:: Problem to solve ::
Every entry needs to be printed exactly, please.

* * *

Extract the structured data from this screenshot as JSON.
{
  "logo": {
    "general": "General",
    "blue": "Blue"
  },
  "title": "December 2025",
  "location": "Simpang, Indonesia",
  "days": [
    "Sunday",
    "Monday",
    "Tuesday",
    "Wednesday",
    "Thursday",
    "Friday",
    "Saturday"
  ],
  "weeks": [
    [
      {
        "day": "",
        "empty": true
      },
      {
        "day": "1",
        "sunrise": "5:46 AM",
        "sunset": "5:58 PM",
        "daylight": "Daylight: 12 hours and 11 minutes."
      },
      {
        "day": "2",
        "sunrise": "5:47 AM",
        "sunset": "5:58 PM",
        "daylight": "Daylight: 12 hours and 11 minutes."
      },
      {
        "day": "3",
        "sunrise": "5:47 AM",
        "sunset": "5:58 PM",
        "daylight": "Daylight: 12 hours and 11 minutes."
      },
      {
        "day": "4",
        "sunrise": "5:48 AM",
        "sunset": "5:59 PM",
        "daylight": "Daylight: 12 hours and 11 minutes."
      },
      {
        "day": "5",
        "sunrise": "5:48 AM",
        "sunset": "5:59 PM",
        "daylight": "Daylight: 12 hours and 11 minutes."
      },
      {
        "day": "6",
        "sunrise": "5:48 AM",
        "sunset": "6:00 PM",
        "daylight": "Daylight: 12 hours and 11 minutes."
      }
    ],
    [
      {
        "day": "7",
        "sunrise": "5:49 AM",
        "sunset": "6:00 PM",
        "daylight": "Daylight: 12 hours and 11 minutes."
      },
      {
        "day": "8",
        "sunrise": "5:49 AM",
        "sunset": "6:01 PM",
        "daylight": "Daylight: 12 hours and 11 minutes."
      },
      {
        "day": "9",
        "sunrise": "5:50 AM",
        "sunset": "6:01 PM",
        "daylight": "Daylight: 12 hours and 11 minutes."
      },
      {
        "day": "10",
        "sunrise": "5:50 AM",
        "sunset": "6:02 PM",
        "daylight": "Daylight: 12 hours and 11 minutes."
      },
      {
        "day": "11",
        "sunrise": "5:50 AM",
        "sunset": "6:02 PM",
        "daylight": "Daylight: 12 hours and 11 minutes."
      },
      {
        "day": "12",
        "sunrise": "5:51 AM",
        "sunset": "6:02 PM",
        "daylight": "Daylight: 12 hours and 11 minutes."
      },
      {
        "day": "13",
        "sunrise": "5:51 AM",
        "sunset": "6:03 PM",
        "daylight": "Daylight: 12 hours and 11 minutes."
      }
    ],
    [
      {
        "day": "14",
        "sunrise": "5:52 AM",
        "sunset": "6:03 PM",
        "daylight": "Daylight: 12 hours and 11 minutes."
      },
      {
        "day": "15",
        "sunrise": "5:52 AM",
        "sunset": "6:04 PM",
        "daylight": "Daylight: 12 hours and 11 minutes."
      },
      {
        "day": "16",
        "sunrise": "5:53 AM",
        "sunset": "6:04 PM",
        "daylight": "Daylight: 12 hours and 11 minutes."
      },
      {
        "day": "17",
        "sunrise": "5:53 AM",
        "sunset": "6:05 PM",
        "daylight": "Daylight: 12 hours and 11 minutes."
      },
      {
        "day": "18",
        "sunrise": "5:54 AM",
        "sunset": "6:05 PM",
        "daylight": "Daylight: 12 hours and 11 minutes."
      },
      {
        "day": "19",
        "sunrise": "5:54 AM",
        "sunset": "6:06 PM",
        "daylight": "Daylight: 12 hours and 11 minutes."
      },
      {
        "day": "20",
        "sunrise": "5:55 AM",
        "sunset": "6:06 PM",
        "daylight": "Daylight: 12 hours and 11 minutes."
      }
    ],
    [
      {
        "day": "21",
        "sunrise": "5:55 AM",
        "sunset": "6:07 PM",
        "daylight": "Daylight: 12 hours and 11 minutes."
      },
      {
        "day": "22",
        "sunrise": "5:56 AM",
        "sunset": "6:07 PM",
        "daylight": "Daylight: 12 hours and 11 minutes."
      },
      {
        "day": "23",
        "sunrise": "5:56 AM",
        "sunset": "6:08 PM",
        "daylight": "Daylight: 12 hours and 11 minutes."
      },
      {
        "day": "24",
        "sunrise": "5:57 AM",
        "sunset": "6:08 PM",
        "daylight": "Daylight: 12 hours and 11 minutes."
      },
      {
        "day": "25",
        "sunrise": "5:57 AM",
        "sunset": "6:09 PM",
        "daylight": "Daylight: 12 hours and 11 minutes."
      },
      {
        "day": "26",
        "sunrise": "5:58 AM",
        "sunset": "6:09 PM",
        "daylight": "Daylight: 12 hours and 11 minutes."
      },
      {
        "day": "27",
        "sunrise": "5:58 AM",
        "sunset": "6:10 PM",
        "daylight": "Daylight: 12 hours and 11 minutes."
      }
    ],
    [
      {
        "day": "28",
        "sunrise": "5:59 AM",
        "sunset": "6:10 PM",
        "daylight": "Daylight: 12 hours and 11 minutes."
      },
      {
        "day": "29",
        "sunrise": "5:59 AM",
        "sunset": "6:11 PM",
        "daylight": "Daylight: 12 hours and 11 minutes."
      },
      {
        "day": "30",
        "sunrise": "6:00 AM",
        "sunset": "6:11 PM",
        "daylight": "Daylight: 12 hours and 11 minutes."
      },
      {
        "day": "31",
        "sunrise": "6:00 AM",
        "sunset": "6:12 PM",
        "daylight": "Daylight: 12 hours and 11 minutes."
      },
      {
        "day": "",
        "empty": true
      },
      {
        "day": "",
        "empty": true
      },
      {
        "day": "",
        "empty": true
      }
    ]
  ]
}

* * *

:: Solution for this exercise ::
Extract the structured data from this screenshot as JSON.
{
  "logo": {
    "general": "General",
    "blue": "Blue"
  },
  "title": "December 2025",
  "location": "Simpang, Indonesia",
  "days": [
    "Sunday",
    "Monday",
    "Tuesday",
    "Wednesday",
    "Thursday",
    "Friday",
    "Saturday"
  ],
  "weeks": [
    [
      {
        "day": "",
        "empty": true
      },
      {
        "day": "1",
        "sunrise": "5:46 AM",
        "sunset": "5:58 PM",
        "daylight": "Daylight: 12 hours and 11 minutes."
      },
      {
        "day": "2",
        "sunrise": "5:47 AM",
        "sunset": "5:58 PM",
        "daylight": "Daylight: 12 hours and 11 minutes."
      },
      {
        "day": "3",
        "sunrise": "5:47 AM",
        "sunset": "5:58 PM",
        "daylight": "Daylight: 12 hours and 11 minutes."
      },
      {
        "day": "4",
        "sunrise": "5:48 AM",
        "sunset": "5:59 PM",
        "daylight": "Daylight: 12 hours and 11 minutes."
      },
      {
        "day": "5",
        "sunrise": "5:48 AM",
        "sunset": "5:59 PM",
        "daylight": "Daylight: 12 hours and 11 minutes."
      },
      {
        "day": "6",
        "sunrise": "5:48 AM",
        "sunset": "6:00 PM",
        "daylight": "Daylight: 12 hours and 11 minutes."
      }
    ],
    [
      {
        "day": "7",
        "sunrise": "5:49 AM",
        "sunset": "6:00 PM",
        "daylight": "Daylight: 12 hours and 11 minutes."
      },
      {
        "day": "8",
        "sunrise": "5:49 AM",
        "sunset": "6:01 PM",
        "daylight": "Daylight: 12 hours and 11 minutes."
      },
      {
        "day": "9",
        "sunrise": "5:50 AM",
        "sunset": "6:01 PM",
        "daylight": "Daylight: 12 hours and 11 minutes."
      },
      {
        "day": "10",
        "sunrise": "5:50 AM",
        "sunset": "6:02 PM",
        "daylight": "Daylight: 12 hours and 11 minutes."
      },
      {
        "day": "11",
        "sunrise": "5:50 AM",
        "sunset": "6:02 PM",
        "daylight": "Daylight: 12 hours and 11 minutes."
      },
      {
        "day": "12",
        "sunrise": "5:51 AM",
        "sunset": "6:02 PM",
        "daylight": "Daylight: 12 hours and 11 minutes."
      },
      {
        "day": "13",
        "sunrise": "5:51 AM",
        "sunset": "6:03 PM",
        "daylight": "Daylight: 12 hours and 11 minutes."
      }
    ],
    [
      {
        "day": "14",
        "sunrise": "5:52 AM",
        "sunset": "6:03 PM",
        "daylight": "Daylight: 12 hours and 11 minutes."
      },
      {
        "day": "15",
        "sunrise": "5:52 AM",
        "sunset": "6:04 PM",
        "daylight": "Daylight: 12 hours and 11 minutes."
      },
      {
        "day": "16",
        "sunrise": "5:53 AM",
        "sunset": "6:04 PM",
        "daylight": "Daylight: 12 hours and 11 minutes."
      },
      {
        "day": "17",
        "sunrise": "5:53 AM",
        "sunset": "6:05 PM",
        "daylight": "Daylight: 12 hours and 11 minutes."
      },
      {
        "day": "18",
        "sunrise": "5:54 AM",
        "sunset": "6:05 PM",
        "daylight": "Daylight: 12 hours and 11 minutes."
      },
      {
        "day": "19",
        "sunrise": "5:54 AM",
        "sunset": "6:06 PM",
        "daylight": "Daylight: 12 hours and 11 minutes."
      },
      {
        "day": "20",
        "sunrise": "5:55 AM",
        "sunset": "6:06 PM",
        "daylight": "Daylight: 12 hours and 11 minutes."
      }
    ],
    [
      {
        "day": "21",
        "sunrise": "5:55 AM",
        "sunset": "6:07 PM",
        "daylight": "Daylight: 12 hours and 11 minutes."
      },
      {
        "day": "22",
        "sunrise": "5:56 AM",
        "sunset": "6:07 PM",
        "daylight": "Daylight: 12 hours and 11 minutes."
      },
      {
        "day": "23",
        "sunrise": "5:56 AM",
        "sunset": "6:08 PM",
        "daylight": "Daylight: 12 hours and 11 minutes."
      },
      {
        "day": "24",
        "sunrise": "5:57 AM",
        "sunset": "6:08 PM",
        "daylight": "Daylight: 12 hours and 11 minutes."
      },
      {
        "day": "25",
        "sunrise": "5:57 AM",
        "sunset": "6:09 PM",
        "daylight": "Daylight: 12 hours and 11 minutes."
      },
      {
        "day": "26",
        "sunrise": "5:58 AM",
        "sunset": "6:09 PM",
        "daylight": "Daylight: 12 hours and 11 minutes."
      },
      {
        "day": "27",
        "sunrise": "5:58 AM",
        "sunset": "6:10 PM",
        "daylight": "Daylight: 12 hours and 11 minutes."
      }
    ],
    [
      {
        "day": "28",
        "sunrise": "5:59 AM",
        "sunset": "6:10 PM",
        "daylight": "Daylight: 12 hours and 11 minutes."
      },
      {
        "day": "29",
        "sunrise": "5:59 AM",
        "sunset": "6:11 PM",
        "daylight": "Daylight: 12 hours and 11 minutes."
      },
      {
        "day": "30",
        "sunrise": "6:00 AM",
        "sunset": "6:11 PM",
        "daylight": "Daylight: 12 hours and 11 minutes."
      },
      {
        "day": "31",
        "sunrise": "6:00 AM",
        "sunset": "6:12 PM",
        "daylight": "Daylight: 12 hours and 11 minutes."
      },
      {
        "day": "",
        "empty": true
      },
      {
        "day": "",
        "empty": true
      },
      {
        "day": "",
        "empty": true
      }
    ]
  ]
}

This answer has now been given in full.